Prompt »
The records below need to be repeated exactly, with every picture left out.

---+---

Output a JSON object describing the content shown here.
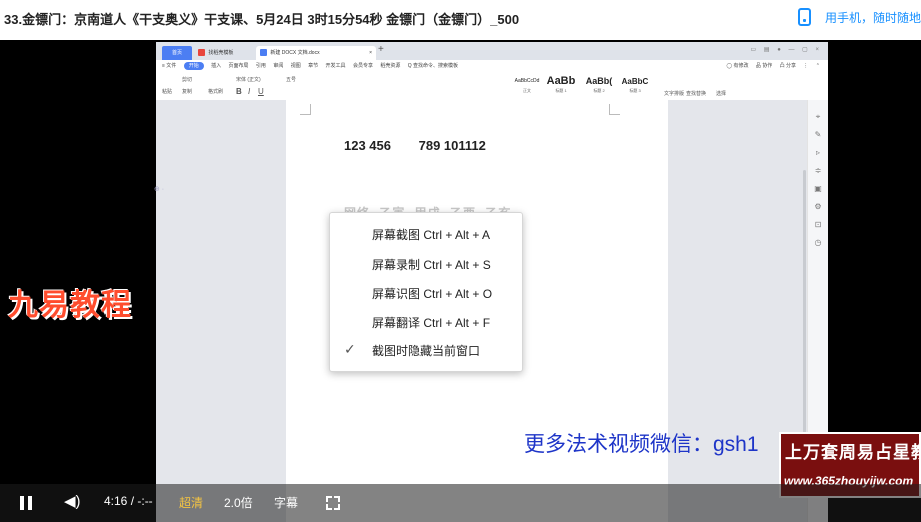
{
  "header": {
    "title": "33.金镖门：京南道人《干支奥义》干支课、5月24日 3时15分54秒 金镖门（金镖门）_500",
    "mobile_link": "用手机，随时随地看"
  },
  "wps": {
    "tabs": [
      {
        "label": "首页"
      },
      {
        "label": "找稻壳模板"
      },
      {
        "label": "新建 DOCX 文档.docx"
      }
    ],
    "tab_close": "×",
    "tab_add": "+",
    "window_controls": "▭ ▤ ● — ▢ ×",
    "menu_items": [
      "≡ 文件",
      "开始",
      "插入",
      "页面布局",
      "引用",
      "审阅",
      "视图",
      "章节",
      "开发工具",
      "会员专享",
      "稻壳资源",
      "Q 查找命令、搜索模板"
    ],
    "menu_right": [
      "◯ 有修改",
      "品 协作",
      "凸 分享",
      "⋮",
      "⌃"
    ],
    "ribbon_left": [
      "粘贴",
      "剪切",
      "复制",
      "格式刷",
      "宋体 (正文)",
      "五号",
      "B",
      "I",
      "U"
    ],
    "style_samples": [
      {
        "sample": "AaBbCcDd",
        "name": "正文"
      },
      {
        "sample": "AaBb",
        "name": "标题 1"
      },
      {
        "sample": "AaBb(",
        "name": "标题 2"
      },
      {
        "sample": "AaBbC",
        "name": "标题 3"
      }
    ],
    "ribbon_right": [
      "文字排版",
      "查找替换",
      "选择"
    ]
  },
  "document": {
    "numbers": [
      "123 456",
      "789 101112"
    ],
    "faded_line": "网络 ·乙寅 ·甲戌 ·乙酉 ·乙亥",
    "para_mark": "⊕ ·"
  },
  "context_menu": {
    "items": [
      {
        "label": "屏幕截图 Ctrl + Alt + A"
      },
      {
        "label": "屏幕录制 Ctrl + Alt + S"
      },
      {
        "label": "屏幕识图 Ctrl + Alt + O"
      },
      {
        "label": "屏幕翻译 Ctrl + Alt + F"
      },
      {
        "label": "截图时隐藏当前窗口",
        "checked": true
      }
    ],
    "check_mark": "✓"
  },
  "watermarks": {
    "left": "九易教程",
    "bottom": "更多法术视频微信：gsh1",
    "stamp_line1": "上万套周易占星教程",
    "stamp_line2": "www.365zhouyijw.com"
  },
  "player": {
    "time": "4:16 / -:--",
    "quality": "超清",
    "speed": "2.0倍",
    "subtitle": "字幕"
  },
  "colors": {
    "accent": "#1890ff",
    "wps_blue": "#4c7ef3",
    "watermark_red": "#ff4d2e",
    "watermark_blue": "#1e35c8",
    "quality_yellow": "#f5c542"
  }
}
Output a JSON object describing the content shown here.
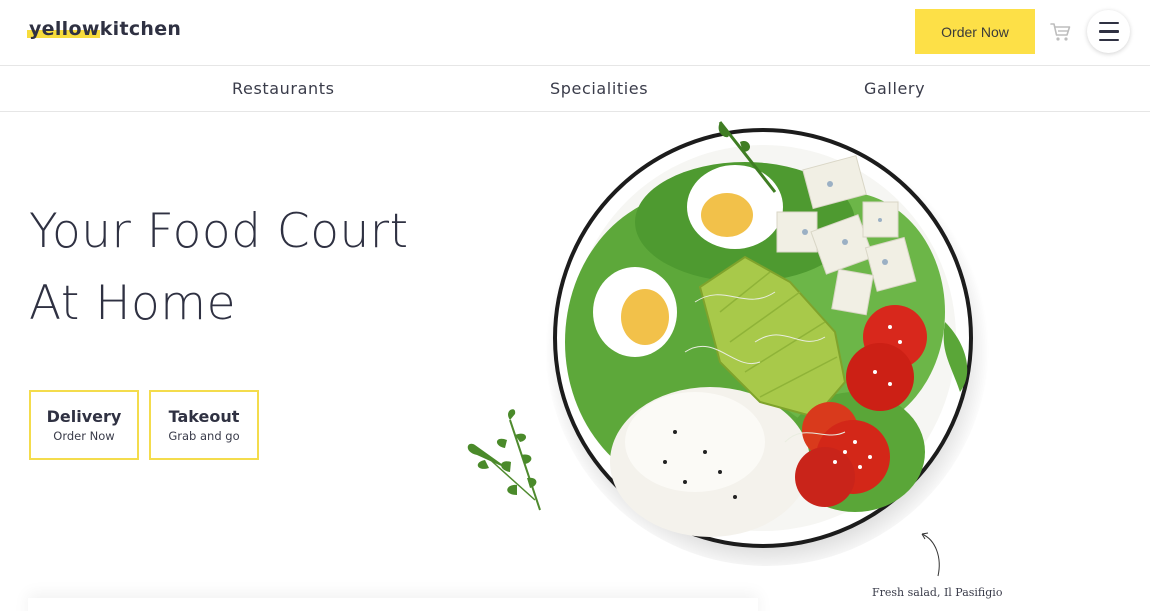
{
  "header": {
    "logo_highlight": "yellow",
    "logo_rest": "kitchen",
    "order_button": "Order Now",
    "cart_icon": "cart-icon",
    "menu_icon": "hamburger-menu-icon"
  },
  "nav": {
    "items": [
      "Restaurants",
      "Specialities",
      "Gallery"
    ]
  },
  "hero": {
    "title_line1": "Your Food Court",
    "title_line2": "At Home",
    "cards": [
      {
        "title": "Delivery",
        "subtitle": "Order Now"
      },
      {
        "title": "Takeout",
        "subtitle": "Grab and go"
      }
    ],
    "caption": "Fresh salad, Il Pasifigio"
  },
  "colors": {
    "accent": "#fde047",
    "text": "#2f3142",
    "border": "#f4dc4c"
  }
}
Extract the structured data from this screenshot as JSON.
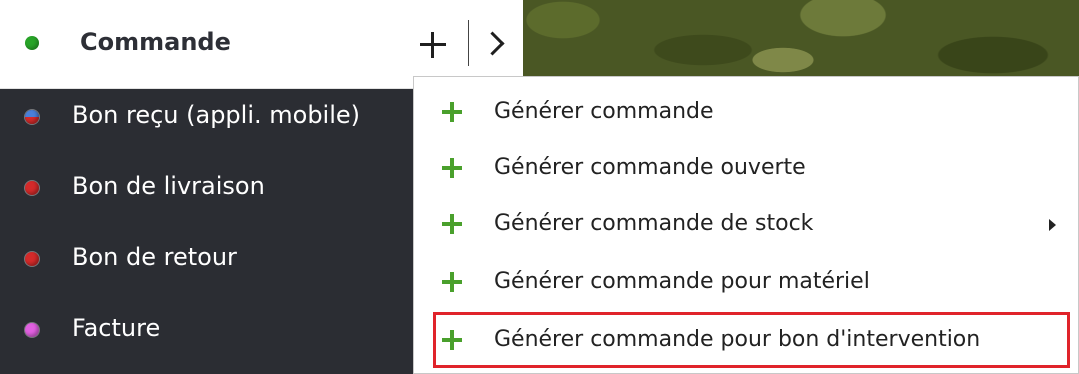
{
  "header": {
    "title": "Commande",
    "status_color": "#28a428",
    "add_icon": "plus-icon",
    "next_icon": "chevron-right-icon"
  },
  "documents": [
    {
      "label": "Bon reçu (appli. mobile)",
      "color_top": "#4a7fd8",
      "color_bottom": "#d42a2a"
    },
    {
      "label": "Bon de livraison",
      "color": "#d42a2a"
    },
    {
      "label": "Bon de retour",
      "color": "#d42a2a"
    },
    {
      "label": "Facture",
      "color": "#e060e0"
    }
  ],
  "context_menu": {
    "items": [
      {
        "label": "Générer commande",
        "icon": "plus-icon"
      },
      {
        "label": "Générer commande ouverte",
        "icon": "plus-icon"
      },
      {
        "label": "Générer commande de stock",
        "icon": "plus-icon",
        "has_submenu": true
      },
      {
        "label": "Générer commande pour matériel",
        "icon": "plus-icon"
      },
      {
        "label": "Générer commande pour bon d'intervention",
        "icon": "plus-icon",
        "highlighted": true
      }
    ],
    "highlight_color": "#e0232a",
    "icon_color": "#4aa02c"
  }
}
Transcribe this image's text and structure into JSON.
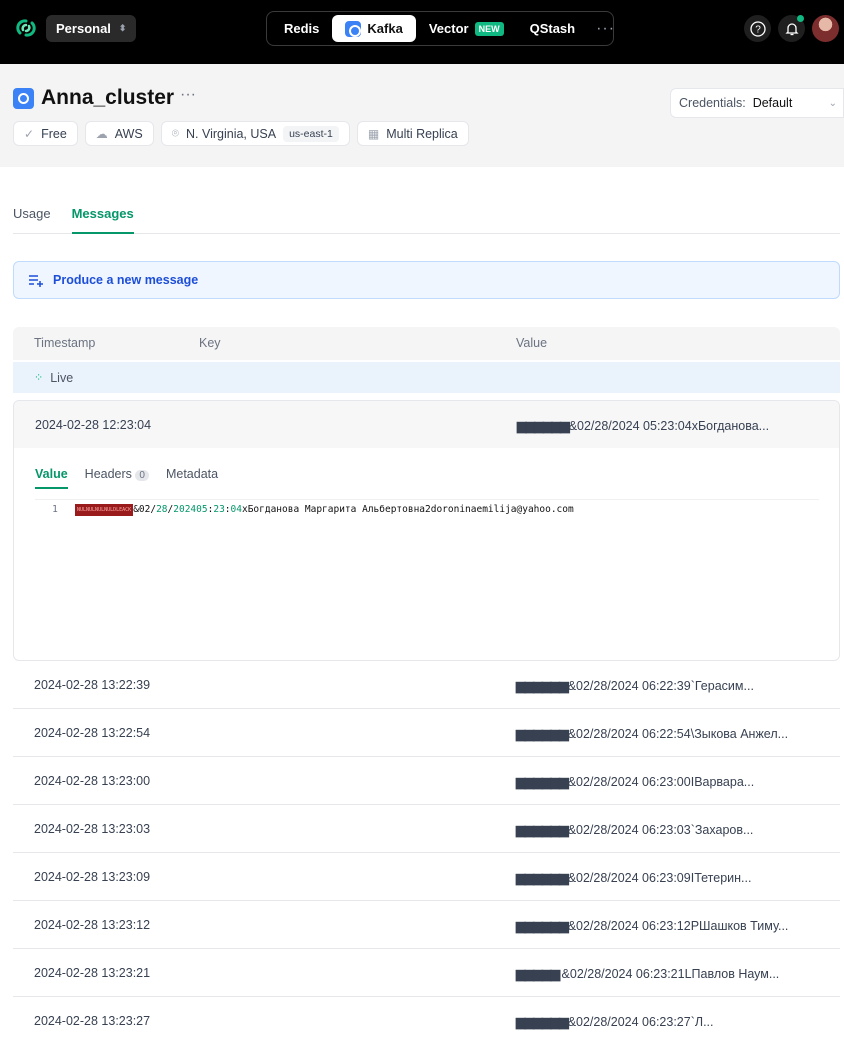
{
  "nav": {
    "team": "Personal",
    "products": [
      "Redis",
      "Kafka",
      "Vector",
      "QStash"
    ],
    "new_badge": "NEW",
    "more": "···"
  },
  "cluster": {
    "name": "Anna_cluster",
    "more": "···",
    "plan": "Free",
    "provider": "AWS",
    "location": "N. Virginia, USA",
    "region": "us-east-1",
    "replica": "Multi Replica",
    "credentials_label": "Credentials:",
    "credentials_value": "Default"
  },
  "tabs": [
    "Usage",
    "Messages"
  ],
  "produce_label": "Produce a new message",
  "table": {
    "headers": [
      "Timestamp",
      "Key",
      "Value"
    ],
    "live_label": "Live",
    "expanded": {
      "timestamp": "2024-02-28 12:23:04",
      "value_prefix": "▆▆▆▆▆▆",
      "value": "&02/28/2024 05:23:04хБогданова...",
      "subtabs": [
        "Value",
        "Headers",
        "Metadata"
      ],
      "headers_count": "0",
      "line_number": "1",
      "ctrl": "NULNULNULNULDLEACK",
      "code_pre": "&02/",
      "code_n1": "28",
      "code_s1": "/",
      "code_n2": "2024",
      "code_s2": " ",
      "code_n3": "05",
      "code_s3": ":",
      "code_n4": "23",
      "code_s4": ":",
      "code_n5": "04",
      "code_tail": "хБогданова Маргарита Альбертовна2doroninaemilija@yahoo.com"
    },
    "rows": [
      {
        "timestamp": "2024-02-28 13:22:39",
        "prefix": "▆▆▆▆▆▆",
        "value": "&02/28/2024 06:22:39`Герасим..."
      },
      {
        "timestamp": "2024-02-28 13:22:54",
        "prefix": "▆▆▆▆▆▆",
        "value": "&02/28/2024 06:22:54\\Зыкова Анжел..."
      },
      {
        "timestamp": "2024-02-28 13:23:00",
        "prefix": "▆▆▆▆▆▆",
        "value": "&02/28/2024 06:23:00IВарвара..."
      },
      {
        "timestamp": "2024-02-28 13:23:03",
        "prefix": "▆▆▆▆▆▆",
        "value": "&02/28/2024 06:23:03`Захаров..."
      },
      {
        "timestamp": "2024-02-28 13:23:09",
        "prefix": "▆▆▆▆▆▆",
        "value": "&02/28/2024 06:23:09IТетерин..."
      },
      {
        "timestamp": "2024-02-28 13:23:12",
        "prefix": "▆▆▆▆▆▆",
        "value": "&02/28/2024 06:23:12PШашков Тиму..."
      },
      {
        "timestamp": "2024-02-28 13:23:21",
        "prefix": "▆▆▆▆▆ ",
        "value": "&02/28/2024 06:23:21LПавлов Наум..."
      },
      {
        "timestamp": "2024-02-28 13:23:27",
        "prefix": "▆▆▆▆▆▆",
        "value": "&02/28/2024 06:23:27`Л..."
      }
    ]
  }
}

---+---

Task answer »
Output a JSON object describing the content shown here.
{
  "header": {
    "title": "33.金镖门：京南道人《干支奥义》干支课、5月24日 3时15分54秒 金镖门（金镖门）_500",
    "mobile_link": "用手机，随时随地看"
  },
  "wps": {
    "tabs": [
      {
        "label": "首页"
      },
      {
        "label": "找稻壳模板"
      },
      {
        "label": "新建 DOCX 文档.docx"
      }
    ],
    "tab_close": "×",
    "tab_add": "+",
    "window_controls": "▭ ▤ ● — ▢ ×",
    "menu_items": [
      "≡ 文件",
      "开始",
      "插入",
      "页面布局",
      "引用",
      "审阅",
      "视图",
      "章节",
      "开发工具",
      "会员专享",
      "稻壳资源",
      "Q 查找命令、搜索模板"
    ],
    "menu_right": [
      "◯ 有修改",
      "品 协作",
      "凸 分享",
      "⋮",
      "⌃"
    ],
    "ribbon_left": [
      "粘贴",
      "剪切",
      "复制",
      "格式刷",
      "宋体 (正文)",
      "五号",
      "B",
      "I",
      "U"
    ],
    "style_samples": [
      {
        "sample": "AaBbCcDd",
        "name": "正文"
      },
      {
        "sample": "AaBb",
        "name": "标题 1"
      },
      {
        "sample": "AaBb(",
        "name": "标题 2"
      },
      {
        "sample": "AaBbC",
        "name": "标题 3"
      }
    ],
    "ribbon_right": [
      "文字排版",
      "查找替换",
      "选择"
    ]
  },
  "document": {
    "numbers": [
      "123 456",
      "789 101112"
    ],
    "faded_line": "网络 ·乙寅 ·甲戌 ·乙酉 ·乙亥",
    "para_mark": "⊕ ·"
  },
  "context_menu": {
    "items": [
      {
        "label": "屏幕截图 Ctrl + Alt + A"
      },
      {
        "label": "屏幕录制 Ctrl + Alt + S"
      },
      {
        "label": "屏幕识图 Ctrl + Alt + O"
      },
      {
        "label": "屏幕翻译 Ctrl + Alt + F"
      },
      {
        "label": "截图时隐藏当前窗口",
        "checked": true
      }
    ],
    "check_mark": "✓"
  },
  "watermarks": {
    "left": "九易教程",
    "bottom": "更多法术视频微信：gsh1",
    "stamp_line1": "上万套周易占星教程",
    "stamp_line2": "www.365zhouyijw.com"
  },
  "player": {
    "time": "4:16 / -:--",
    "quality": "超清",
    "speed": "2.0倍",
    "subtitle": "字幕"
  },
  "colors": {
    "accent": "#1890ff",
    "wps_blue": "#4c7ef3",
    "watermark_red": "#ff4d2e",
    "watermark_blue": "#1e35c8",
    "quality_yellow": "#f5c542"
  }
}
Output a JSON object describing the content shown here.
{
  "header": {
    "logo_highlight": "yellow",
    "logo_rest": "kitchen",
    "order_button": "Order Now",
    "cart_icon": "cart-icon",
    "menu_icon": "hamburger-menu-icon"
  },
  "nav": {
    "items": [
      "Restaurants",
      "Specialities",
      "Gallery"
    ]
  },
  "hero": {
    "title_line1": "Your Food Court",
    "title_line2": "At Home",
    "cards": [
      {
        "title": "Delivery",
        "subtitle": "Order Now"
      },
      {
        "title": "Takeout",
        "subtitle": "Grab and go"
      }
    ],
    "caption": "Fresh salad, Il Pasifigio"
  },
  "colors": {
    "accent": "#fde047",
    "text": "#2f3142",
    "border": "#f4dc4c"
  }
}
Extract the structured data from this screenshot as JSON.
{
  "header": {
    "title": "Commande",
    "status_color": "#28a428",
    "add_icon": "plus-icon",
    "next_icon": "chevron-right-icon"
  },
  "documents": [
    {
      "label": "Bon reçu (appli. mobile)",
      "color_top": "#4a7fd8",
      "color_bottom": "#d42a2a"
    },
    {
      "label": "Bon de livraison",
      "color": "#d42a2a"
    },
    {
      "label": "Bon de retour",
      "color": "#d42a2a"
    },
    {
      "label": "Facture",
      "color": "#e060e0"
    }
  ],
  "context_menu": {
    "items": [
      {
        "label": "Générer commande",
        "icon": "plus-icon"
      },
      {
        "label": "Générer commande ouverte",
        "icon": "plus-icon"
      },
      {
        "label": "Générer commande de stock",
        "icon": "plus-icon",
        "has_submenu": true
      },
      {
        "label": "Générer commande pour matériel",
        "icon": "plus-icon"
      },
      {
        "label": "Générer commande pour bon d'intervention",
        "icon": "plus-icon",
        "highlighted": true
      }
    ],
    "highlight_color": "#e0232a",
    "icon_color": "#4aa02c"
  }
}
Transcribe this image's text and structure into JSON.
{
  "nav": {
    "team": "Personal",
    "products": [
      "Redis",
      "Kafka",
      "Vector",
      "QStash"
    ],
    "new_badge": "NEW",
    "more": "···"
  },
  "cluster": {
    "name": "Anna_cluster",
    "more": "···",
    "plan": "Free",
    "provider": "AWS",
    "location": "N. Virginia, USA",
    "region": "us-east-1",
    "replica": "Multi Replica",
    "credentials_label": "Credentials:",
    "credentials_value": "Default"
  },
  "tabs": [
    "Usage",
    "Messages"
  ],
  "produce_label": "Produce a new message",
  "table": {
    "headers": [
      "Timestamp",
      "Key",
      "Value"
    ],
    "live_label": "Live",
    "expanded": {
      "timestamp": "2024-02-28 12:23:04",
      "value_prefix": "▆▆▆▆▆▆",
      "value": "&02/28/2024 05:23:04хБогданова...",
      "subtabs": [
        "Value",
        "Headers",
        "Metadata"
      ],
      "headers_count": "0",
      "line_number": "1",
      "ctrl": "NULNULNULNULDLEACK",
      "code_pre": "&02/",
      "code_n1": "28",
      "code_s1": "/",
      "code_n2": "2024",
      "code_s2": " ",
      "code_n3": "05",
      "code_s3": ":",
      "code_n4": "23",
      "code_s4": ":",
      "code_n5": "04",
      "code_tail": "хБогданова Маргарита Альбертовна2doroninaemilija@yahoo.com"
    },
    "rows": [
      {
        "timestamp": "2024-02-28 13:22:39",
        "prefix": "▆▆▆▆▆▆",
        "value": "&02/28/2024 06:22:39`Герасим..."
      },
      {
        "timestamp": "2024-02-28 13:22:54",
        "prefix": "▆▆▆▆▆▆",
        "value": "&02/28/2024 06:22:54\\Зыкова Анжел..."
      },
      {
        "timestamp": "2024-02-28 13:23:00",
        "prefix": "▆▆▆▆▆▆",
        "value": "&02/28/2024 06:23:00IВарвара..."
      },
      {
        "timestamp": "2024-02-28 13:23:03",
        "prefix": "▆▆▆▆▆▆",
        "value": "&02/28/2024 06:23:03`Захаров..."
      },
      {
        "timestamp": "2024-02-28 13:23:09",
        "prefix": "▆▆▆▆▆▆",
        "value": "&02/28/2024 06:23:09IТетерин..."
      },
      {
        "timestamp": "2024-02-28 13:23:12",
        "prefix": "▆▆▆▆▆▆",
        "value": "&02/28/2024 06:23:12PШашков Тиму..."
      },
      {
        "timestamp": "2024-02-28 13:23:21",
        "prefix": "▆▆▆▆▆ ",
        "value": "&02/28/2024 06:23:21LПавлов Наум..."
      },
      {
        "timestamp": "2024-02-28 13:23:27",
        "prefix": "▆▆▆▆▆▆",
        "value": "&02/28/2024 06:23:27`Л..."
      }
    ]
  }
}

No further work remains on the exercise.